Reuben A. Melvin 7 M NH [b Londonderry NH son of Reuben Melvin & Gizzie Smith, d. 16 June 1887 in North Salem NH]
Mary A. Melvin 1 F NH
Angeline E. Melvin 6/12 F NH
Mary W. Hutchinson 78 F NH
1870 US Census > NH > Grafton > Piermont
Barker, N.C. 33 M W Merchant 2300 NH
Barker, Wealtha A 31 F W Keeping House NH
Barker, Edgar C. 2 M W
Barker, Samuel 62 M W Carpenter 600/400 NH
Barker, Lydia 61 F W keeping House NH
1880 US Census > MA > Middlesex > Somerville
Nath’L C Barker Self M 43 NH carpenter
Wealthy A. Barker Wife F 41 NH [b abt 1839 NH]
Edgar C. Barker son M 12 NH [b abt 1868 NH]
Burial Spot of Nathaniel C. Barker
Boston Herald (Boston NH) Page 11, Tuesday June 30, 1908
DIED BARKER–At Dover, Mass., June 28, Wealtha A., widow of Nathaniel C. Barker, late assistant chief of the Somerville fire department. Funeral at her late residence, 12 Ellsworth st., Somerville, Wednesday, July 1 at 3 PM. Interment at Merrimack, N.H.
Boston Herald (Boston MA) March 30, 1915, page 6: DEATHS — Capt. Edgar C. Barker

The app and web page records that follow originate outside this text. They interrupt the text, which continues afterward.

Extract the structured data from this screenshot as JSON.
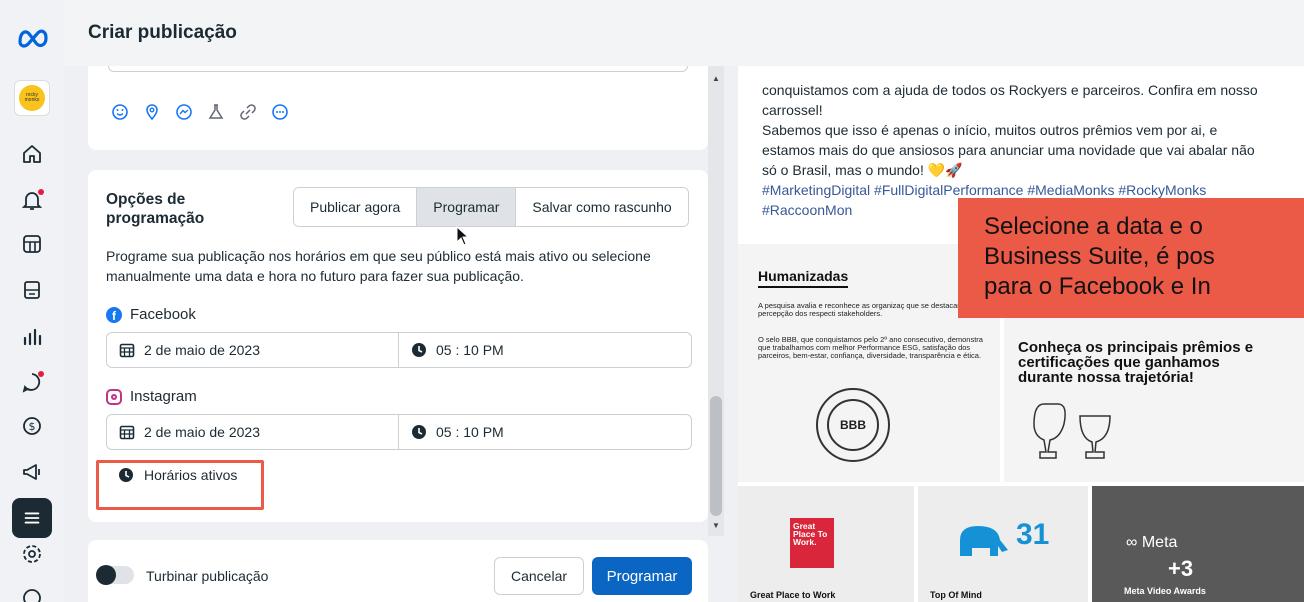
{
  "header": {
    "title": "Criar publicação"
  },
  "rail": {
    "avatar_text": "rocky monks",
    "icons": [
      "home-icon",
      "notifications-icon",
      "content-icon",
      "planner-icon",
      "insights-icon",
      "inbox-icon",
      "monetization-icon",
      "ads-icon",
      "menu-icon",
      "settings-icon",
      "help-icon"
    ]
  },
  "composer": {
    "toolbar_icons": [
      "emoji-icon",
      "location-icon",
      "messenger-icon",
      "lab-icon",
      "link-icon",
      "more-icon"
    ]
  },
  "scheduling": {
    "title": "Opções de programação",
    "options": [
      "Publicar agora",
      "Programar",
      "Salvar como rascunho"
    ],
    "selected_option": "Programar",
    "description": "Programe sua publicação nos horários em que seu público está mais ativo ou selecione manualmente uma data e hora no futuro para fazer sua publicação.",
    "facebook": {
      "label": "Facebook",
      "date": "2 de maio de 2023",
      "time": "05 : 10 PM"
    },
    "instagram": {
      "label": "Instagram",
      "date": "2 de maio de 2023",
      "time": "05 : 10 PM"
    },
    "active_hours_label": "Horários ativos",
    "highlight_color": "#ea5a47"
  },
  "footer": {
    "boost_label": "Turbinar publicação",
    "cancel_label": "Cancelar",
    "submit_label": "Programar",
    "primary_color": "#0a66c2"
  },
  "preview": {
    "caption_line1": "conquistamos com a ajuda de todos os Rockyers e parceiros. Confira em nosso carrossel!",
    "caption_line2": "Sabemos que isso é apenas o início, muitos outros prêmios vem por ai, e estamos mais do que ansiosos para anunciar uma novidade que vai abalar não só o Brasil, mas o mundo! 💛🚀",
    "hashtags": "#MarketingDigital #FullDigitalPerformance #MediaMonks #RockyMonks #RaccoonMon",
    "tile1_title": "Humanizadas",
    "tile1_text1": "A pesquisa avalia e reconhece as organizaç que se destacam na percepção dos respecti stakeholders.",
    "tile1_text2": "O selo BBB, que conquistamos pelo 2º ano consecutivo, demonstra que trabalhamos com melhor Performance ESG, satisfação dos parceiros, bem-estar, confiança, diversidade, transparência e ética.",
    "bbb_label": "BBB",
    "tile2_text": "Conheça os principais prêmios e certificações que ganhamos durante nossa trajetória!",
    "gptw_text": "Great Place To Work.",
    "gptw_caption": "Great Place to Work",
    "tom_number": "31",
    "tom_caption": "Top Of Mind",
    "meta_logo": "∞ Meta",
    "meta_plus": "+3",
    "meta_caption": "Meta Video Awards"
  },
  "overlay": {
    "text": "Selecione a data e o\nBusiness Suite, é pos\npara o Facebook e In",
    "color": "#ea5a47"
  }
}
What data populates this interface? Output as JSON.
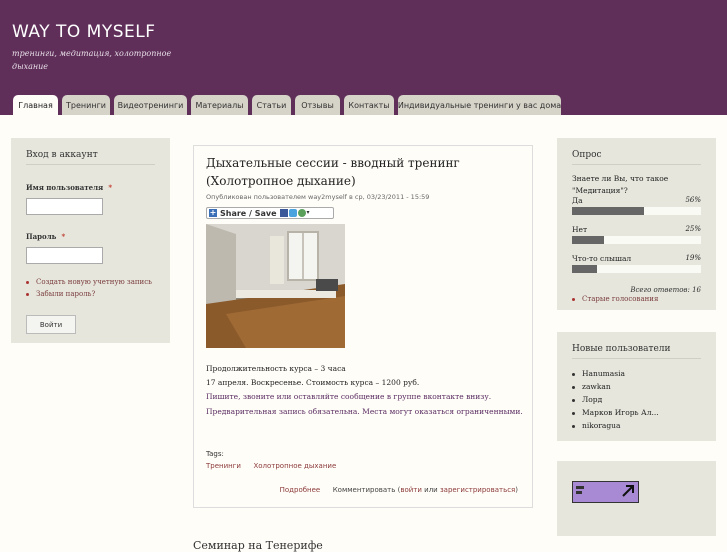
{
  "site": {
    "name": "WAY TO MYSELF",
    "slogan": "тренинги, медитация, холотропное дыхание"
  },
  "nav": {
    "tabs": [
      {
        "label": "Главная",
        "active": true
      },
      {
        "label": "Тренинги"
      },
      {
        "label": "Видеотренинги"
      },
      {
        "label": "Материалы"
      },
      {
        "label": "Статьи"
      },
      {
        "label": "Отзывы"
      },
      {
        "label": "Контакты"
      },
      {
        "label": "Индивидуальные тренинги у вас дома"
      }
    ]
  },
  "login": {
    "title": "Вход в аккаунт",
    "username_label": "Имя пользователя",
    "password_label": "Пароль",
    "required_mark": "*",
    "links": [
      "Создать новую учетную запись",
      "Забыли пароль?"
    ],
    "submit": "Войти"
  },
  "article": {
    "title": "Дыхательные сессии - вводный тренинг (Холотропное дыхание)",
    "meta": "Опубликован пользователем way2myself в ср, 03/23/2011 - 15:59",
    "share_label": "Share / Save",
    "paragraphs": [
      "Продолжительность курса – 3 часа",
      "17 апреля. Воскресенье. Стоимость курса – 1200 руб.",
      "Пишите, звоните или оставляйте сообщение в группе вконтакте внизу.",
      "Предварительная запись обязательна. Места могут оказаться ограниченными."
    ],
    "tags_label": "Tags:",
    "tags": [
      "Тренинги",
      "Холотропное дыхание"
    ],
    "read_more": "Подробнее",
    "comment_prefix": "Комментировать (",
    "comment_login": "войти",
    "comment_or": " или ",
    "comment_register": "зарегистрироваться",
    "comment_suffix": ")"
  },
  "poll": {
    "title": "Опрос",
    "question": "Знаете ли Вы, что такое \"Медитация\"?",
    "options": [
      {
        "label": "Да",
        "percent_label": "56%",
        "percent": 56
      },
      {
        "label": "Нет",
        "percent_label": "25%",
        "percent": 25
      },
      {
        "label": "Что-то слышал",
        "percent_label": "19%",
        "percent": 19
      }
    ],
    "total": "Всего ответов: 16",
    "old_polls": "Старые голосования"
  },
  "new_users": {
    "title": "Новые пользователи",
    "users": [
      "Hanumasia",
      "zawkan",
      "Лорд",
      "Марков Игорь Ал...",
      "nikoragua"
    ]
  },
  "bottom_heading": "Семинар на Тенерифе",
  "colors": {
    "header_bg": "#5f2f5a",
    "link": "#8b3a3a",
    "poll_bar": "#666666",
    "badge": "#a78ad3"
  }
}
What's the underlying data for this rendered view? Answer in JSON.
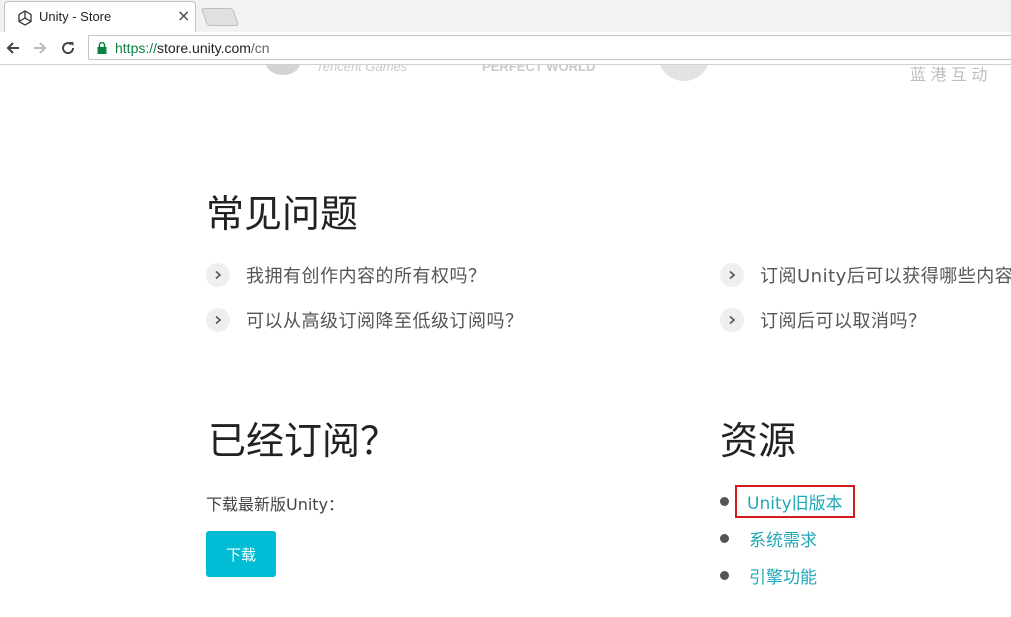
{
  "browser": {
    "tab_title": "Unity - Store",
    "tab_close": "×",
    "url_scheme": "https://",
    "url_host": "store.unity.com",
    "url_path": "/cn"
  },
  "logos": {
    "tencent": "Tencent Games",
    "perfect_world": "PERFECT WORLD",
    "lantern": "蓝 港 互 动"
  },
  "faq": {
    "title": "常见问题",
    "items": [
      "我拥有创作内容的所有权吗？",
      "订阅Unity后可以获得哪些内容",
      "可以从高级订阅降至低级订阅吗？",
      "订阅后可以取消吗？"
    ]
  },
  "subscribed": {
    "title": "已经订阅？",
    "lead": "下载最新版Unity：",
    "button": "下载"
  },
  "resources": {
    "title": "资源",
    "links": [
      "Unity旧版本",
      "系统需求",
      "引擎功能"
    ]
  },
  "colors": {
    "accent": "#00bcd4",
    "link": "#1fa8b8",
    "highlight_box": "#d11a1a"
  }
}
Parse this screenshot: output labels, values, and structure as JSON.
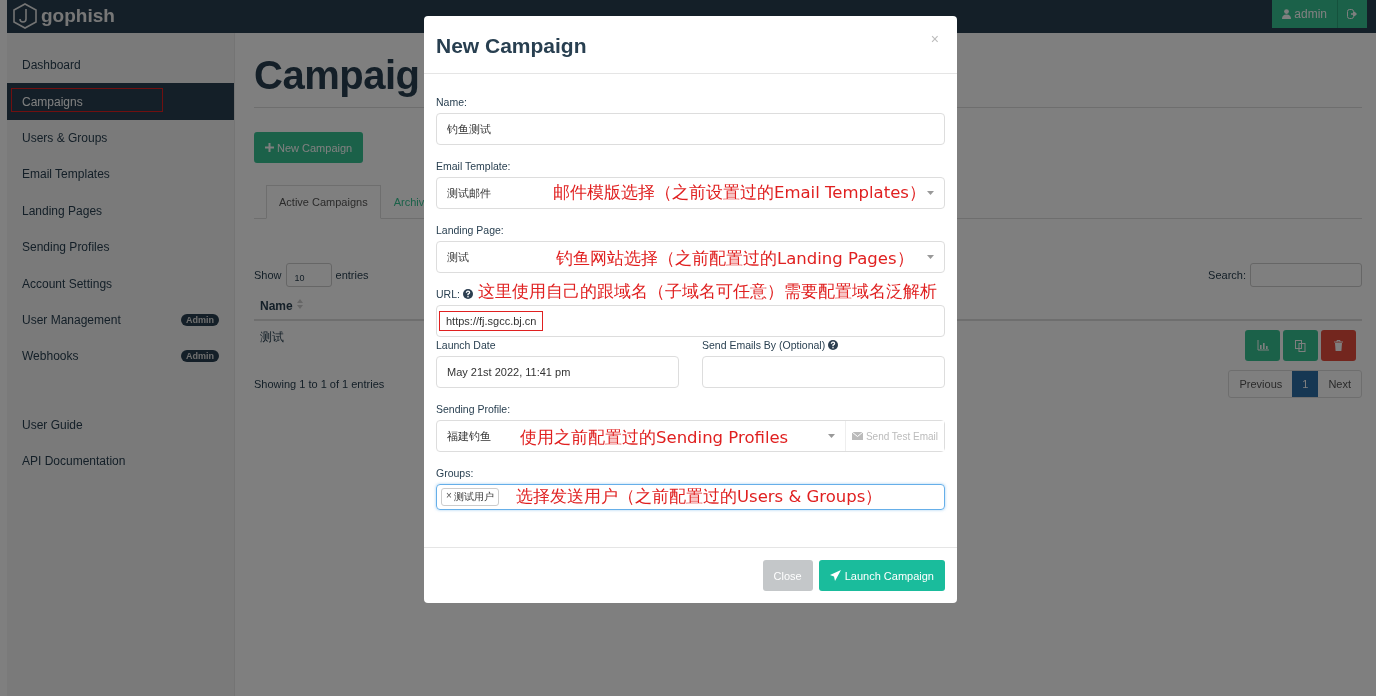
{
  "app": {
    "logo": "gophish",
    "user": "admin"
  },
  "sidebar": {
    "items": [
      {
        "label": "Dashboard",
        "selected": false,
        "highlighted": false
      },
      {
        "label": "Campaigns",
        "selected": true,
        "highlighted": true
      },
      {
        "label": "Users & Groups",
        "selected": false,
        "highlighted": false
      },
      {
        "label": "Email Templates",
        "selected": false,
        "highlighted": false
      },
      {
        "label": "Landing Pages",
        "selected": false,
        "highlighted": false
      },
      {
        "label": "Sending Profiles",
        "selected": false,
        "highlighted": false
      },
      {
        "label": "Account Settings",
        "selected": false,
        "highlighted": false
      },
      {
        "label": "User Management",
        "selected": false,
        "highlighted": false,
        "badge": "Admin"
      },
      {
        "label": "Webhooks",
        "selected": false,
        "highlighted": false,
        "badge": "Admin"
      }
    ],
    "bottom_items": [
      {
        "label": "User Guide"
      },
      {
        "label": "API Documentation"
      }
    ]
  },
  "page": {
    "title": "Campaig",
    "new_button": "New Campaign",
    "tabs": [
      {
        "label": "Active Campaigns",
        "selected": true
      },
      {
        "label": "Archiv",
        "selected": false
      }
    ],
    "show": {
      "before": "Show",
      "value": "10",
      "after": "entries"
    },
    "search_label": "Search:",
    "table": {
      "columns": [
        "Name"
      ],
      "rows": [
        {
          "name": "测试"
        }
      ]
    },
    "info": "Showing 1 to 1 of 1 entries",
    "pagination": {
      "previous": "Previous",
      "pages": [
        {
          "label": "1",
          "selected": true
        }
      ],
      "next": "Next"
    }
  },
  "modal": {
    "title": "New Campaign",
    "close": "×",
    "fields": [
      {
        "kind": "text",
        "label": "Name:",
        "value": "钓鱼测试"
      },
      {
        "kind": "select",
        "label": "Email Template:",
        "value": "测试邮件",
        "annotation": "邮件模版选择（之前设置过的Email Templates）"
      },
      {
        "kind": "select",
        "label": "Landing Page:",
        "value": "测试",
        "annotation": "钓鱼网站选择（之前配置过的Landing Pages）"
      },
      {
        "kind": "text",
        "label": "URL:",
        "help": true,
        "value": "https://fj.sgcc.bj.cn",
        "highlighted": true,
        "annotation": "这里使用自己的跟域名（子域名可任意）需要配置域名泛解析"
      },
      {
        "kind": "pair",
        "items": [
          {
            "label": "Launch Date",
            "value": "May 21st 2022, 11:41 pm"
          },
          {
            "label": "Send Emails By (Optional)",
            "help": true
          }
        ]
      },
      {
        "kind": "select_button",
        "label": "Sending Profile:",
        "value": "福建钓鱼",
        "button": "Send Test Email",
        "annotation": "使用之前配置过的Sending Profiles"
      },
      {
        "kind": "tags",
        "label": "Groups:",
        "focused": true,
        "tags": [
          {
            "label": "测试用户",
            "remove": "×"
          }
        ],
        "annotation": "选择发送用户（之前配置过的Users & Groups）"
      }
    ],
    "buttons": {
      "close": "Close",
      "launch": "Launch Campaign"
    }
  }
}
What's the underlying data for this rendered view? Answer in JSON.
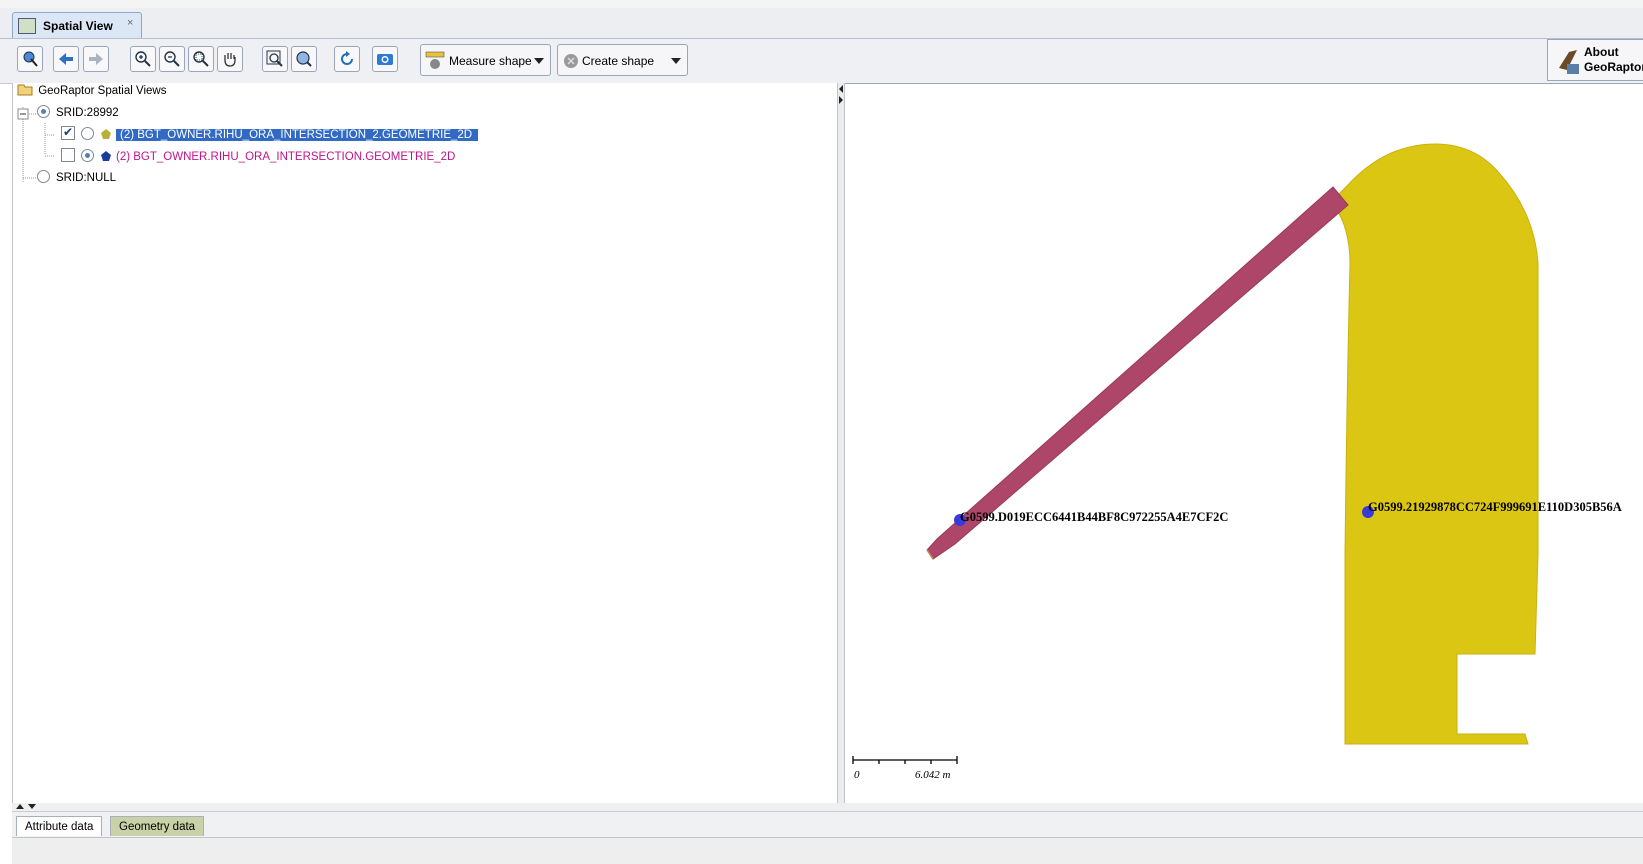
{
  "tab": {
    "title": "Spatial View",
    "close": "×"
  },
  "toolbar": {
    "measure_label": "Measure shape",
    "create_label": "Create shape",
    "about_line1": "About",
    "about_line2": "GeoRaptor"
  },
  "tree": {
    "root_label": "GeoRaptor Spatial Views",
    "srid1_label": "SRID:28992",
    "layer1_label": "(2) BGT_OWNER.RIHU_ORA_INTERSECTION_2.GEOMETRIE_2D",
    "layer2_label": "(2) BGT_OWNER.RIHU_ORA_INTERSECTION.GEOMETRIE_2D",
    "srid2_label": "SRID:NULL"
  },
  "map": {
    "point_label_1": "G0599.D019ECC6441B44BF8C972255A4E7CF2C",
    "point_label_2": "G0599.21929878CC724F999691E110D305B56A",
    "scale_zero": "0",
    "scale_value": "6.042 m",
    "colors": {
      "yellow_polygon": "#dcc614",
      "pink_polygon": "#ad4668",
      "points": "#3a3ad8"
    }
  },
  "bottom": {
    "tab1": "Attribute data",
    "tab2": "Geometry data"
  }
}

Capt. Edgar C. Barker who was made an officer of the French Academy for his services to the French government while acting as its consul at this port, died yesterday after three months’ illness at his home, 12 Ellsworth stgreet, Somerville. He was born 47 years ago in New Hampshire, the son of the late Nathaniel C. Barker, for many years assistant fire chief of Somerville, and had lived in Somerville since he was two years of age. For 25 years he was in the office of the French consul here, and in 1896, when the late Duncan Bailly Blanchard was made head of the French consular service, Capt. Barker was recognized as his official representative in Boston. Two years later, when the war broke out with Spain, and the Spanish consul left this port, the affairs of the Spanish consulate were placed in his charge. The service which won him an officer’s rank in French Academy came when he was acting as agent for a line of French steamships and managing the affairs of the consulate as well. It is said to have prevent a serious international dispute, and the French government recognized his efforts by conferring on him a decoration that is rarely given to an American citizen outside of the diplomatic corps. He was commander of the Maj. John A. Cummings Camp, Sons of Veterans, and was its treasurer at the time of his death. He was a member of the Sons of Veterans’ Club of Massachusetts, a for district aid of the Massachusetts division, a member of the Massachusetts district council, and an ex-president of the Past Commanders’ Association of Sons of Veterans. His other memberships were in the Paul Revere Lodge of Odd Fellows. Winter Hill Improvement Association. Somerville Veteran Firemen’s Association, Somerville Board of Trade and Somerville Fourth of July Association. He had no near relatives living.
Child of Nathaniel C. & Wealthy (Marvin) Barker:
1. Edgar C. Barker, b. 2 June 1867 in Manchester NH; d. 29 March 1915 in Somerville MA; single